But who are the “servants”? “Servant” is the “messenger” or the “angel” or Logos. which is what Theodotos says: “The followers of Valentinus define the Angel: a Logos who has received a mission (apangelìa) from Him Who Is” (ExTh 25:1).
The servants take “six stone jars (lìthinai hydrìai hex)” each capable of containing anà metrëtàs dyo ê treîs — reads the original Greek, that is “two or three measures” (2:6). John is always precise with numbers (think of the 153 fishes of Chapter 21). Therefore the Revised Version’s “twenty or thirty gallons” is just misleading, much like the rest of the RV as well as the NIV for many reasons. The jars have may also represent Achamoth, the corrupted or fallen form of Sophia, the plural meaning of Her fragmentation into individual souls like the Orphic myth of Dionysus and the death of Osiris. The first and the third are the most likely, since the jars were used “for the purification of the Jews”, and the “Jews”, in John’s Gospel, mean the Psychic nature. Which Psychic nature (water), now added to the Hylic one (stone jars), is ready to be transferred to the highest, the Pneumatic, class.
By Jesus’ order, the jars are brought to the architrìklinos, to the “steward of the feast” (RV). Apparently architrìklinos does not appear in the LXX, which forces us to look ourselves for a Hebrew translation.

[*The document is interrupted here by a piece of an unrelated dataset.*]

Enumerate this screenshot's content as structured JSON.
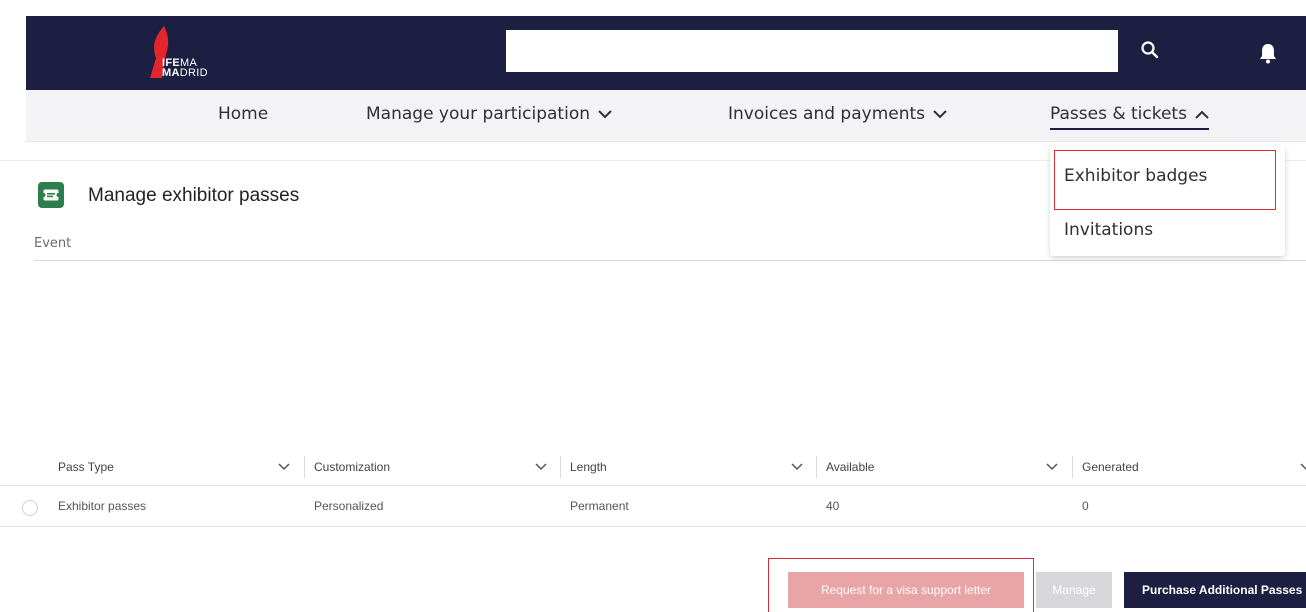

The obvious one is “the head of the banquet”, since moreover, according to the Abbott-Smith’s Lexicon, archi- translates “head”, as for instance archierèus for “the chief priest”, or archisynàgögos for “the head of the assembly or synagogue”. The chief characters of the whole episode include, Christ, the Son of Man, and Sophia. The wine is symbolic of Jesus disseminating the Wisdom seed or the “Seed of the Logos” into the soul of man, which is symbolized as water. The soul becomes the seat for the living presence of the Pneumatic Seed.
Unless that Seed is active no diòrthösis (restoration) is in fact possible. Thus, the water is transmuted into wine, much like how course metals like lead or copper is transformed into gold by the old alchemists to create the Philosopher’s Stone. The wine also has connections with the “blood” of Jesus as being connected with the Eucharist. In Dionysian rites, wine was used for libations dedicated to the gods and a union with Dionysus. Wine is strongly associated with the Mysteries of Dionysus.
Also, Jesus, ready for the miracle, cannot say any more: “My hour is not yet come”. Aside from the soul being not ready, this enigmatic phrase is, however, answered later when about three days before he was crucified, Jesus was in the temple and some Greeks sought him out. Jesus said to them,
“The hour has come for the Son of Man to be glorified. Truly, truly, I say to you, unless a grain of wheat falls into the earth and dies, it remains alone; but if it dies, it bears much fruit. He who loves his life loses it, and he who hates his life in this world will keep it to life eternal…Now my soul has become troubled; and what shall I say, ‘Father, save me from this hour’? But for this purpose I came to this hour.” (John 12:23-27)
Gnostically viewed, the spiritualization of man is the transformation of the Psychic nature into the Pneumatic one. Its natural symbol is the transformation of water (the symbol of the Psyche) into Wine (Spirit!). That must take place in the sphere of the “fallen” Sophia, the one to be redeemed, and must be the natural consequence of the Baptism, that is the descent of the Pneumatic Seed in the Waters of the Soul. This is also called the “Baptism of Wisdom” which has strong alchemical meanings attached. The Rosicrucian Chymical Wedding by Christian Rosenkreutz might also have some interesting correlations as well but I will save that exegesis for another time!